Jewish council chairman Mordechai Chaim Rumkowski delivers a speech. Lodz ghetto, Poland, between 1941 and 1943.
— Beit Lohamei Haghettaot

Forced to implement Nazi policy, the Jewish councils remain a controversial and delicate subject. Jewish council chairmen had to decide whether to comply or refuse to comply with German demands to, for example, list names of Jews for deportation. In Lvov, Joseph Parnes refused to hand over Jews for deportation to the Janowska forced-labor camp and was killed by the Nazis for his refusal. In Warsaw, rather than aid in the roundup of Jews, Jewish council chairman Adam Czerniakow committed suicide on July 22, 1942, the day deportations began.

A meeting of the Warsaw Jewish council. Sitting behind table, 2nd to 4th from left: industrialist Abraham Gepner; chairman Adam Czerniakow; and lawyer Gustav Wielikowski. Warsaw, Poland, between 1939 and 1942.
Credit: United States Holocaust Memorial Museum, Encyclopedia, “JEWISH COUNCILS (JUDENRAETE)” (and Resistance)

Other Jewish council officials advocated compliance, believing that cooperation would ensure the survival of at least a portion of the population. In Lodz, Mordechai Chaim Rumkowski, who tried in vain to persuade the Nazis to reduce the number of Jewish deportees, urged ghetto residents to report for deportation as ordered. Rumkowski also adopted a policy of “rescue through labor,” believing that if the Germans could exploit Jewish labor, deportation might be averted.

Jewish council members held varied views on resistance. In Sosnowiec, Moshe Merin denounced the underground, believing that armed resistance would doom the entire ghetto. In Vilna, Jewish council chairman Jacob Gens decided to hand over underground leader Yitzhak Wittenberg, claiming that if the council did not turn Wittenberg in the Nazis would liquidate the ghetto. Jewish council opposition to resistance often prompted resentment within the underground, which sometimes accused the Jewish councils of collaboration with the Nazis (in Warsaw, the underground attacked the Jewish police).
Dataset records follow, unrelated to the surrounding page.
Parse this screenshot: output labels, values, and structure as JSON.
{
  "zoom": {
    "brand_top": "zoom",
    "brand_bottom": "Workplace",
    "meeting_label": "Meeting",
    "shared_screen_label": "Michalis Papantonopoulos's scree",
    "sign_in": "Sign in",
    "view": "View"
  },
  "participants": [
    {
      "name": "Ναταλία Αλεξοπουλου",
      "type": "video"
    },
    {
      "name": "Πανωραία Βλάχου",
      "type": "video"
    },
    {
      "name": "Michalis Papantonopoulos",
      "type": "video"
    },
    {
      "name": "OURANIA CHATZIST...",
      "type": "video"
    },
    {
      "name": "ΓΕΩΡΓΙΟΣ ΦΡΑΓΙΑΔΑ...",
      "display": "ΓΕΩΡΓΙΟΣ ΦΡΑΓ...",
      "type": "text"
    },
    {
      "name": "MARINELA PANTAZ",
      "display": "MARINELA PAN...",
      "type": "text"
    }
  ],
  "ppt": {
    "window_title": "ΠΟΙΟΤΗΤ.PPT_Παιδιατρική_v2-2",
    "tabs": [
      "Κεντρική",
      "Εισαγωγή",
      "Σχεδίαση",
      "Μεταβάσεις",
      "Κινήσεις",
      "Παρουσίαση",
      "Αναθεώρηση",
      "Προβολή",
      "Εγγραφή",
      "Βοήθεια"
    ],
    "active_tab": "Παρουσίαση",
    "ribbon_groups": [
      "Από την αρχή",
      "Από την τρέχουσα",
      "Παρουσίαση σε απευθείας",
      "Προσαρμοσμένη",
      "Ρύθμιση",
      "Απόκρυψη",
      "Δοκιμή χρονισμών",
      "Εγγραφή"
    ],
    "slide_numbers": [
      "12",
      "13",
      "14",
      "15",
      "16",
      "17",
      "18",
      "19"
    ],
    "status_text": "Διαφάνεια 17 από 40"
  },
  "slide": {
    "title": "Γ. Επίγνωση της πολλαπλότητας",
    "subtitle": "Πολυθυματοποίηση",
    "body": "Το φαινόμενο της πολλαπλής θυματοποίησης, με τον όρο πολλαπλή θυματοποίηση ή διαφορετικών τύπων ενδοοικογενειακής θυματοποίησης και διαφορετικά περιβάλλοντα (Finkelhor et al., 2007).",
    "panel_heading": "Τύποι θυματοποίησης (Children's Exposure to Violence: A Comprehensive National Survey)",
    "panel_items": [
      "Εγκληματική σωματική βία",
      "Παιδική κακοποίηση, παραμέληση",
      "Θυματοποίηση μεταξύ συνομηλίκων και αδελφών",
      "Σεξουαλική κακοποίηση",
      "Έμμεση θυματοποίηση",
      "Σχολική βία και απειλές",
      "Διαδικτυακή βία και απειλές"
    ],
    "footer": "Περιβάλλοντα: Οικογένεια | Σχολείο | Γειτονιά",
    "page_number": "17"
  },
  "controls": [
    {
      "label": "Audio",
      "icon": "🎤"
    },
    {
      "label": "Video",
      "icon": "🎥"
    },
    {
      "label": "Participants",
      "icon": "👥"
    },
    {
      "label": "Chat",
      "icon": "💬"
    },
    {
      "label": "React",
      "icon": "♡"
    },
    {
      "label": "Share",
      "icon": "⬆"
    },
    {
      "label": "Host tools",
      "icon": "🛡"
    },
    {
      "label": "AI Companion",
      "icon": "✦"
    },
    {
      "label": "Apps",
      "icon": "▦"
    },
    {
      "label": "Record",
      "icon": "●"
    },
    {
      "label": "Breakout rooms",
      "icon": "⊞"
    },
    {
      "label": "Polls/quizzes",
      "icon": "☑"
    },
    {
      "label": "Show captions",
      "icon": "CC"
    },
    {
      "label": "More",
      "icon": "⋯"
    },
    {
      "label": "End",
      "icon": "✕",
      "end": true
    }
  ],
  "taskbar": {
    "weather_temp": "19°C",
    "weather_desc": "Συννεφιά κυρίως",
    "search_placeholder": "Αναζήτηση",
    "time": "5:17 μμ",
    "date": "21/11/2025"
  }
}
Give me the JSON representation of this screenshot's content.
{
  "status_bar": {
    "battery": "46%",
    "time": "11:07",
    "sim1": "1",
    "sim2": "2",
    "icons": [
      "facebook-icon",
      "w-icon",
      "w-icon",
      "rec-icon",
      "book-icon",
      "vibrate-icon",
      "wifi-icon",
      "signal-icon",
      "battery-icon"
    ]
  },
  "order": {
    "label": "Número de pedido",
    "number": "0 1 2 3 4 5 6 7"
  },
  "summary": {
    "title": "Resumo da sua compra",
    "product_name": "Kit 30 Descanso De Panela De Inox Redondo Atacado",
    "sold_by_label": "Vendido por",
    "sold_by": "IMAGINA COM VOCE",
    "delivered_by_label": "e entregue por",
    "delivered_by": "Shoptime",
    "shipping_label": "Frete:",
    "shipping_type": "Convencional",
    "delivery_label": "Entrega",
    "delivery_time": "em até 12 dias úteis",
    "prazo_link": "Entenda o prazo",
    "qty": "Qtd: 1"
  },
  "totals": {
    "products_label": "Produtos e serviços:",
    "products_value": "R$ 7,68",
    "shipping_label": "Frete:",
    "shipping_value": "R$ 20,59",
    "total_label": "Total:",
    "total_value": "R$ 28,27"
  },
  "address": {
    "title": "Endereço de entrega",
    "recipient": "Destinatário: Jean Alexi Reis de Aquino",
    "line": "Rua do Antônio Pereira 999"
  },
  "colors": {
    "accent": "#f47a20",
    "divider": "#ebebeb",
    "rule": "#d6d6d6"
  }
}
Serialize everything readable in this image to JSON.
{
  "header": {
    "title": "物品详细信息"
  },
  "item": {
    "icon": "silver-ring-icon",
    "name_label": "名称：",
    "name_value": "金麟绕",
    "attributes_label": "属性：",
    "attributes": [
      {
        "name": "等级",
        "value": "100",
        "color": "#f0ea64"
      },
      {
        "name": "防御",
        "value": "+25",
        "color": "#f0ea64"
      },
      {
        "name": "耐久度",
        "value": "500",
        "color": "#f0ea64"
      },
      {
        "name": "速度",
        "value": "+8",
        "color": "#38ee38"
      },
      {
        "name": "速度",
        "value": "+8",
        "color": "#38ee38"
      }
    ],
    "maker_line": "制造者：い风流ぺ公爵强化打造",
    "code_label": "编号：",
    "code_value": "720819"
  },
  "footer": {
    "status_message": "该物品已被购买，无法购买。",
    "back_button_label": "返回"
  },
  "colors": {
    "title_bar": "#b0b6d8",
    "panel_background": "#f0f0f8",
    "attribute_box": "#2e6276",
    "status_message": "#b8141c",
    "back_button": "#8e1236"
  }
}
Some Jewish council chairmen, such as Efraim Barasz in Bialystok, believed that resistance should be implemented only as a last resort—when a ghetto was about to be liquidated. In Kovno, Elchanan Elkes actively assisted the underground. In Lachva and Tuchin, Jewish council members participated in uprisings. In Diatlovo, Jewish council members organized partisans.

The members of the Jewish councils faced impossible moral dilemmas. Often forgotten in the debates over the culpability of the Jewish councils and the Jewish police are the efforts of many Jewish council members and officials in their employ to provide a variety of social, economic, and cultural services under the brutal and difficult conditions in the ghettos.